The Harvard Classics. 1909–14.

Thomas Campbell

454. Ode to Winter

Germany, December, 1800

WHEN first the fiery-mantled Sun

His heavenly race began to run,

Round the earth and ocean blue

His children four the Seasons flew:—

First, in green apparel dancing,

The young Spring smiled with angel-grace;

Rosy Summer next advancing,

Rush’d into her sire’s embrace—

Her bright-hair’d sire, who bade her keep

For ever nearest to his smiles,

On Calpe’s olive-shaded steep

Or India’s citron-cover’d isles.

More remote, and buxom-brown,

The Queen of vintage bow’d before his throne;

A rich pomegranate gemm’d her crown,

A ripe sheaf bound her zone.

But howling Winter fled afar

To hills that prop the polar star;

And loves on deer-borne car to ride

With barren darkness at his side,

Round the shore where loud Lofoden

Whirls to death the roaring whale,

Round the hall where Runic Odin

Howls his war-song to the gale—

Save when adown the ravaged globe

He travels on his native storm,

Deflowering Nature’s grassy robe

And trampling on his native storm,

Till light’s returning Lord assume

The shaft that drives him to his northern field,

Of power to pierce his raven plume

And crystal-cover’d shield.

O, sire of storms! whose savage ear

The Lapland drum delights to hear,

When Frenzy with her bloodshot eye

Implores thy dreadful deity—

Archangel! Power of desolation!

Fast descending as thou art,

Say, hath mortal invocation

Spells to touch thy stony heart:

Then, sullen Winter! hear my prayer,

And gently rule the ruin’d year;

Nor chill the wanderer’s bosom bare

Nor freeze the wretch’s falling tear:

To shuddering Want’s unmantled bed

Thy horror-breathing agues cease to lend,

And gently on the orphan head

Of Innocence descend.

But chiefly spare, O king of clouds!

The sailor on his airy shrouds,

When wrecks and beacons strew the steep,

And spectres walk along the deep.

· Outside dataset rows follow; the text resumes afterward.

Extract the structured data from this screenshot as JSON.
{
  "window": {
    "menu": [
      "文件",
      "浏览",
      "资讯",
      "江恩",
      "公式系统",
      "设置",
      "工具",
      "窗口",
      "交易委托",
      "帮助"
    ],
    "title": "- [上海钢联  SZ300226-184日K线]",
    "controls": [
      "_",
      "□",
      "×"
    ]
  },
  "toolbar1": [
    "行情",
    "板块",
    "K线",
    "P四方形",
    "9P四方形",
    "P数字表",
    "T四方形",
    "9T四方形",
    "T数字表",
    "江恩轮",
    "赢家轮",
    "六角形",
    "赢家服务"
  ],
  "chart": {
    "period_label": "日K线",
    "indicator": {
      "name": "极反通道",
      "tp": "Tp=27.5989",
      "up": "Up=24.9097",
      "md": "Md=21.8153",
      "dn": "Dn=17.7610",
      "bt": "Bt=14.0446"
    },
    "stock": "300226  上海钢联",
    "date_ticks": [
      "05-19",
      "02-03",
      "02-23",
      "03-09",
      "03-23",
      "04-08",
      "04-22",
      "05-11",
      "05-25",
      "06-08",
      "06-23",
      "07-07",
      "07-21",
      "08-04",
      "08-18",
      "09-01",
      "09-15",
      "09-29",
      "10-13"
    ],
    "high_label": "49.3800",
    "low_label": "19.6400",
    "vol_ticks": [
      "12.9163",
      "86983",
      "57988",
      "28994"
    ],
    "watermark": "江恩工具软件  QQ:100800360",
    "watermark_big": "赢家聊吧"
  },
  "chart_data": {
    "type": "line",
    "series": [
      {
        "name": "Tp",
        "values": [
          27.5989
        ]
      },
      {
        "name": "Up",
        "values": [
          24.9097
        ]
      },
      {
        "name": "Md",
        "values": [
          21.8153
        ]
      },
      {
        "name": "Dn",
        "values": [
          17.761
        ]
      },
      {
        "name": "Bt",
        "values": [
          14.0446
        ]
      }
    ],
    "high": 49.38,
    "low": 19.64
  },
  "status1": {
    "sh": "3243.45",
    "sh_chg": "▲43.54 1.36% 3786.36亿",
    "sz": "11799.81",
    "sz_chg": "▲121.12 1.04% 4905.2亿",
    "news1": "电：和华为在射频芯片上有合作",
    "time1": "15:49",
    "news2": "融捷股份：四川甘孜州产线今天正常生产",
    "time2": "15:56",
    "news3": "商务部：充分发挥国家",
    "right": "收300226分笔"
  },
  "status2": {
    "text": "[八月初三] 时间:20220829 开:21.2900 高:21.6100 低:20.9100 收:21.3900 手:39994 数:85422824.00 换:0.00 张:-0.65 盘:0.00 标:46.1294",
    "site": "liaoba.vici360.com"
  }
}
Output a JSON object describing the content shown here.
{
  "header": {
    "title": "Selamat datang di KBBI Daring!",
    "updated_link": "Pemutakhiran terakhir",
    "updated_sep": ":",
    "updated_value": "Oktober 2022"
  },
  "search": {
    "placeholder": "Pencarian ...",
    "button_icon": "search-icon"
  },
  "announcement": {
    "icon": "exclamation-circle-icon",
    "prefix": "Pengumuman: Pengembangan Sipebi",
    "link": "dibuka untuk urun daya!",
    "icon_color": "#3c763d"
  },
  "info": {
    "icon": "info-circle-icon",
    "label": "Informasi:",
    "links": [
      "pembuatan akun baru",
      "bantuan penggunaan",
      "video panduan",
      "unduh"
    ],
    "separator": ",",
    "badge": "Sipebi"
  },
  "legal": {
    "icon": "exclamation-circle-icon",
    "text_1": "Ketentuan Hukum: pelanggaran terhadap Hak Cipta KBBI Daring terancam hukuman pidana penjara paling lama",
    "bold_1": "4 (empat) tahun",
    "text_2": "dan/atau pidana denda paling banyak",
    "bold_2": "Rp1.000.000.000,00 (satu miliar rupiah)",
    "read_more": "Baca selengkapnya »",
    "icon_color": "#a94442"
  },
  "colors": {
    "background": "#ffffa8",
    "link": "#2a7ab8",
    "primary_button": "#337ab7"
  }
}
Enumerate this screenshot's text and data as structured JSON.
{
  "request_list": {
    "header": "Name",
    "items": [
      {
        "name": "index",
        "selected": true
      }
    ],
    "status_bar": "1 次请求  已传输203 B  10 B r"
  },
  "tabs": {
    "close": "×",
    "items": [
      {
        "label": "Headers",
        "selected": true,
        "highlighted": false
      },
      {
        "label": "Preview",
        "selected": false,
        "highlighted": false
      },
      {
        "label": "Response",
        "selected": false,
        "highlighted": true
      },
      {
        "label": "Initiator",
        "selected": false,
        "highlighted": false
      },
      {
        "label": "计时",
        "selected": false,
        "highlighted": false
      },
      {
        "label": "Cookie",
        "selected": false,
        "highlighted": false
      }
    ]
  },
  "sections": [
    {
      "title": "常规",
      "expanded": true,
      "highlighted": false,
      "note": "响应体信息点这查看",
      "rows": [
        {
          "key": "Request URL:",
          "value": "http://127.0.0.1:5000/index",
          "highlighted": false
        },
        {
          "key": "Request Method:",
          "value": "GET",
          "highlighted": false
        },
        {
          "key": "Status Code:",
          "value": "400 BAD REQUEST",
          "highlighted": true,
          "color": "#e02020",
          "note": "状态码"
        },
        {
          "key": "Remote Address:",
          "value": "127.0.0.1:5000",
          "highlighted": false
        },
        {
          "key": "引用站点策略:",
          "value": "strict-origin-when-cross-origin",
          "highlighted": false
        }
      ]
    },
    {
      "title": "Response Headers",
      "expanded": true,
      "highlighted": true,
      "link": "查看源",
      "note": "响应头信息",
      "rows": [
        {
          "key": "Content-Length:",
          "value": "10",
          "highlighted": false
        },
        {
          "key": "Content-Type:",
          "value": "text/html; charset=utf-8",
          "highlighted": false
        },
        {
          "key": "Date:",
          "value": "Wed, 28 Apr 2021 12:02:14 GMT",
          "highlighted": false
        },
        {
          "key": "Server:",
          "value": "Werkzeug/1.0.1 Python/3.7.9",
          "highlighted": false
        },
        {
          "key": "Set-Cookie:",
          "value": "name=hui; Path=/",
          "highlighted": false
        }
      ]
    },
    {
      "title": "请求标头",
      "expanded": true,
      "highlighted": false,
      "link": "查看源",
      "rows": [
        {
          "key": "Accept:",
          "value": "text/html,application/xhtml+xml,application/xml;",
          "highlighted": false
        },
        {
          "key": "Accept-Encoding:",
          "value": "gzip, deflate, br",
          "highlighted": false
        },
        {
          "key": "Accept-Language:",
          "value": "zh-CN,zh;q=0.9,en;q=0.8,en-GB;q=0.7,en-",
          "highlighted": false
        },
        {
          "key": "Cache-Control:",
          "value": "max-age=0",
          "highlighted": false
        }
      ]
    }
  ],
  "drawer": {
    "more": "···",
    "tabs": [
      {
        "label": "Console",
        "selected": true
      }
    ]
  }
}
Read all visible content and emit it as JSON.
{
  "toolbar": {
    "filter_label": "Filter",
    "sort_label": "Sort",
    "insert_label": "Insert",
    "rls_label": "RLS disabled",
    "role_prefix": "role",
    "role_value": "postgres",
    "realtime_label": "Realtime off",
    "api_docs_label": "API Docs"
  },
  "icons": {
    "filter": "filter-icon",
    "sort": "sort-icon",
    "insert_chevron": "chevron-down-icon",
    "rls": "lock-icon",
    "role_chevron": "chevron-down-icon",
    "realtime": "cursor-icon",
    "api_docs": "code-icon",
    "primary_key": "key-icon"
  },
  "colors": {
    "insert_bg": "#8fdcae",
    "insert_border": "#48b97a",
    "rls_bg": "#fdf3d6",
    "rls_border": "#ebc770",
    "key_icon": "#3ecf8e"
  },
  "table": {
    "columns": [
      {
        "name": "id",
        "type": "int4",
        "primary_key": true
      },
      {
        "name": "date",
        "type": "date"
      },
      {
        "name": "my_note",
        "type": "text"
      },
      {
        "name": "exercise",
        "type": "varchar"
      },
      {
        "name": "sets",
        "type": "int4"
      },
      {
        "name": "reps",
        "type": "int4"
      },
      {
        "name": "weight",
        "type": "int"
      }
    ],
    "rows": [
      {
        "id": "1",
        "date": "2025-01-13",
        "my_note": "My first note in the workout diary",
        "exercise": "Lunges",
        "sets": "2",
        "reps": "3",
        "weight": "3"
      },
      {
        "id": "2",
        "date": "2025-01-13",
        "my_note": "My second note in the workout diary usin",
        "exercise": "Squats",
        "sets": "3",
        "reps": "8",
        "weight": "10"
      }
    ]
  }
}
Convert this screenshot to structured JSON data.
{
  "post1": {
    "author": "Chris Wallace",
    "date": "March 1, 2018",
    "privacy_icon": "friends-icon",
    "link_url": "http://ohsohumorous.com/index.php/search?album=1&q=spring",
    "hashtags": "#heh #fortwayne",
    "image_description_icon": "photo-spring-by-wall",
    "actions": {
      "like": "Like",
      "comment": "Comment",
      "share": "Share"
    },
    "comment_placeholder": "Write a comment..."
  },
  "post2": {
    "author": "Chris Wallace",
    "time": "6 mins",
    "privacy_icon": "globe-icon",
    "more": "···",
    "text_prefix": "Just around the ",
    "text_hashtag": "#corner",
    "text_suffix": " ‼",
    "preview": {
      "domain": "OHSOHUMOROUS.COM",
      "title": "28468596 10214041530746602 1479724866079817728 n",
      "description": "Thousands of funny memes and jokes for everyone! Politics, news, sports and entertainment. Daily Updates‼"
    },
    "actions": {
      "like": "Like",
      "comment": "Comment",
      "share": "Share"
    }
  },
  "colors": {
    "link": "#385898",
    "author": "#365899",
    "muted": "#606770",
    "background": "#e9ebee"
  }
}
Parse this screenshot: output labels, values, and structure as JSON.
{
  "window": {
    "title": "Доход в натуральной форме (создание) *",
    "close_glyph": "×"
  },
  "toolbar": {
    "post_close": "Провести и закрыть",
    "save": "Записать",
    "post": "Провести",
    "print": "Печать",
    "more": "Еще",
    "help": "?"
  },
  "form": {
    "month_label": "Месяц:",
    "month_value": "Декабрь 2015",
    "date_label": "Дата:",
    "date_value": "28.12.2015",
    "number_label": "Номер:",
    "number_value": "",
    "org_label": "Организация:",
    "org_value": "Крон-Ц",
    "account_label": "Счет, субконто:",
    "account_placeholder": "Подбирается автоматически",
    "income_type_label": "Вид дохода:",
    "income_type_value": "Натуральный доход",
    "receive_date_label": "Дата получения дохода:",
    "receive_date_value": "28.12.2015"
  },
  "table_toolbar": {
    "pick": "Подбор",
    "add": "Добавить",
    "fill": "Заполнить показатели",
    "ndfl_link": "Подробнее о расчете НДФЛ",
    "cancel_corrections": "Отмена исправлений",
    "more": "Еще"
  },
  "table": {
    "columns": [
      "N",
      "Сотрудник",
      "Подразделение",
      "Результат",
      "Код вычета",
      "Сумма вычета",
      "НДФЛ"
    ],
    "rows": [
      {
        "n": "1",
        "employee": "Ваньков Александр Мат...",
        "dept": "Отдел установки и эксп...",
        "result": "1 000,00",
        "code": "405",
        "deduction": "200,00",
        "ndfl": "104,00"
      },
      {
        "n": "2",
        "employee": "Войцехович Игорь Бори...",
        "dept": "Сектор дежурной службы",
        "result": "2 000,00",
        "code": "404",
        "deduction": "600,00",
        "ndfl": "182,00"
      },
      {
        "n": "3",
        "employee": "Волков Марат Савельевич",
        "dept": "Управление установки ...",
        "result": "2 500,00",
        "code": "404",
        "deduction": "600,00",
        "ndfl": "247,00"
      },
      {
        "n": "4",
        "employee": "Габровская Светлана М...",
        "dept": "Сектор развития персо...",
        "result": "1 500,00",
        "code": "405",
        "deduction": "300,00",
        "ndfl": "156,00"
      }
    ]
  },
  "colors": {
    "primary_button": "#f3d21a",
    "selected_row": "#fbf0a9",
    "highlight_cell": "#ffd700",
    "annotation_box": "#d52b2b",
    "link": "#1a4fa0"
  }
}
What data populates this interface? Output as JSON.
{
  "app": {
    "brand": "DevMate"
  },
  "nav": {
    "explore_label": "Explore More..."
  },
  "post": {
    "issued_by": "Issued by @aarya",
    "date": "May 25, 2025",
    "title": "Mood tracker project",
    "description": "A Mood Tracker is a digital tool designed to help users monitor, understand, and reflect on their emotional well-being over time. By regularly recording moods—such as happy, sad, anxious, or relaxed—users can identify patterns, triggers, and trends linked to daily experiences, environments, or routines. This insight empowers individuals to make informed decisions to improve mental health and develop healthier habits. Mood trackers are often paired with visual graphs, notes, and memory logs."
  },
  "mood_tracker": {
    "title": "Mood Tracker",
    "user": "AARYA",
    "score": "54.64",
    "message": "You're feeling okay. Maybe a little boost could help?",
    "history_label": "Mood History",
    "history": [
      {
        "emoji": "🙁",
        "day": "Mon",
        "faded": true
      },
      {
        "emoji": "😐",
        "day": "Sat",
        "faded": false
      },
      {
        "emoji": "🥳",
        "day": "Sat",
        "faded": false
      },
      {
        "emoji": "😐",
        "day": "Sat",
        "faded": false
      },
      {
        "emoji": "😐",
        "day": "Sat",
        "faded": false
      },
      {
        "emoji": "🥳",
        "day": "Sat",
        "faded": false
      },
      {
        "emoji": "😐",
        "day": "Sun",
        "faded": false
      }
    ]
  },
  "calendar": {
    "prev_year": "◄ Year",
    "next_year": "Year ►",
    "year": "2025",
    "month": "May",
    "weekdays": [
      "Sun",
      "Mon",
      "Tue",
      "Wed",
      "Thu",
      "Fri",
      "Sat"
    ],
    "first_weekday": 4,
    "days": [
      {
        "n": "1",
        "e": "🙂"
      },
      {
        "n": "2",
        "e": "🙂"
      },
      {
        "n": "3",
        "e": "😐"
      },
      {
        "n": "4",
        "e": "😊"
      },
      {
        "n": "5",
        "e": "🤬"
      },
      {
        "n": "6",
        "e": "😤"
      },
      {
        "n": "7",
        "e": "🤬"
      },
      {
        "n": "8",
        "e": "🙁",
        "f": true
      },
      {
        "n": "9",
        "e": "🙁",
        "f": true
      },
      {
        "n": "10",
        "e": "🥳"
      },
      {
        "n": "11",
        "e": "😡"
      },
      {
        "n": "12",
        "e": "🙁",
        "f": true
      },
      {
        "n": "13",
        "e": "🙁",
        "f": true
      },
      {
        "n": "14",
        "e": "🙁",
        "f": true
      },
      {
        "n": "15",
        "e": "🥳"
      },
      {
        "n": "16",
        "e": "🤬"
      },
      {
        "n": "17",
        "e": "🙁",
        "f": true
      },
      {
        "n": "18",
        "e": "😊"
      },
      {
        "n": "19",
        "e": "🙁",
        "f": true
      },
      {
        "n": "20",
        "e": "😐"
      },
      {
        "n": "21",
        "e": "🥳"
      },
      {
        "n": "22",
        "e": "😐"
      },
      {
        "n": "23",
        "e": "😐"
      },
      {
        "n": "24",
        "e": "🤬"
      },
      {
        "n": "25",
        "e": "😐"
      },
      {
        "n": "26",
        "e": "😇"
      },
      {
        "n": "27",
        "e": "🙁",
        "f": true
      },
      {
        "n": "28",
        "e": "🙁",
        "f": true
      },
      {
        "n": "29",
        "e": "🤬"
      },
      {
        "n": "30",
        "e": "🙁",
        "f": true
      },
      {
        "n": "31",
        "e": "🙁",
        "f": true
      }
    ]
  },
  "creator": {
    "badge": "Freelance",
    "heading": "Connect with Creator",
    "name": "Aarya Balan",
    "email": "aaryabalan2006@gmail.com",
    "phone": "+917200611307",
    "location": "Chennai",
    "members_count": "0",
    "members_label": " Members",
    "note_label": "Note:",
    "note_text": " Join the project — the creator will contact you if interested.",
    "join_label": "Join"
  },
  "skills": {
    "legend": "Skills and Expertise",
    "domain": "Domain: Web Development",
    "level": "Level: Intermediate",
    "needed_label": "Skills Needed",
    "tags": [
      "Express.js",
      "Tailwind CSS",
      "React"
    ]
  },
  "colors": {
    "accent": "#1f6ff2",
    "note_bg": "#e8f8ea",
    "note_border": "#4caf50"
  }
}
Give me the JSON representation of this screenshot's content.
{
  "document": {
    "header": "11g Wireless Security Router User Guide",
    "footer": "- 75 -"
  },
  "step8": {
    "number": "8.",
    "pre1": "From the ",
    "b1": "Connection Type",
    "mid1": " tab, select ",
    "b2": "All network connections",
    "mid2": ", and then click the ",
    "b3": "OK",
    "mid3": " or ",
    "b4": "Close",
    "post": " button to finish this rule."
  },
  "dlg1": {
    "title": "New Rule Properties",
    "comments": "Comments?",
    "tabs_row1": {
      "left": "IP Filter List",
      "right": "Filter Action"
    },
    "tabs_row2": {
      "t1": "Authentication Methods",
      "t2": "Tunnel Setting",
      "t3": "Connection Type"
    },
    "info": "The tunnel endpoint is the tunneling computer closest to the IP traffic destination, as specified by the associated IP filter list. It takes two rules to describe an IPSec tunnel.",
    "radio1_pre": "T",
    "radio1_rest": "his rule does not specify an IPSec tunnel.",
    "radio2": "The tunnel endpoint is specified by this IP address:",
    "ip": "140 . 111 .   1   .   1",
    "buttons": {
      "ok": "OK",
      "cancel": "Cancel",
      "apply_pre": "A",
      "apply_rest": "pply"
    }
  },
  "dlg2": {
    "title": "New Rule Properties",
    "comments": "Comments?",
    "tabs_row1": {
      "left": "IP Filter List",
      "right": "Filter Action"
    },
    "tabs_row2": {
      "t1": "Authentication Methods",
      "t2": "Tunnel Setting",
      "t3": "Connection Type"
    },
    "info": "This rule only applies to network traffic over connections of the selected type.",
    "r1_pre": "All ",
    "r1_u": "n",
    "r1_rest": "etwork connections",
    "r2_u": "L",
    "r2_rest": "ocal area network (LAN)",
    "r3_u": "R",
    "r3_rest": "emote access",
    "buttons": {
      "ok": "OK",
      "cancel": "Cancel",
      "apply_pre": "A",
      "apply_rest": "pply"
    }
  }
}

Milder yet thy snowy breezes

Pour on yonder tented shores,

Where the Rhine’s broad billow freezes

Or the dark-brown Danube roars.

O, winds of Winter! list ye there

To many a deep and dying groan?

Or start, ye demons of the midnight air,

At shrieks and thunders louder than your own?

Alas! e’en your unhallow’d breath

May spare the victim fallen low;

But Man will ask no truce to death,

No bounds to human woe.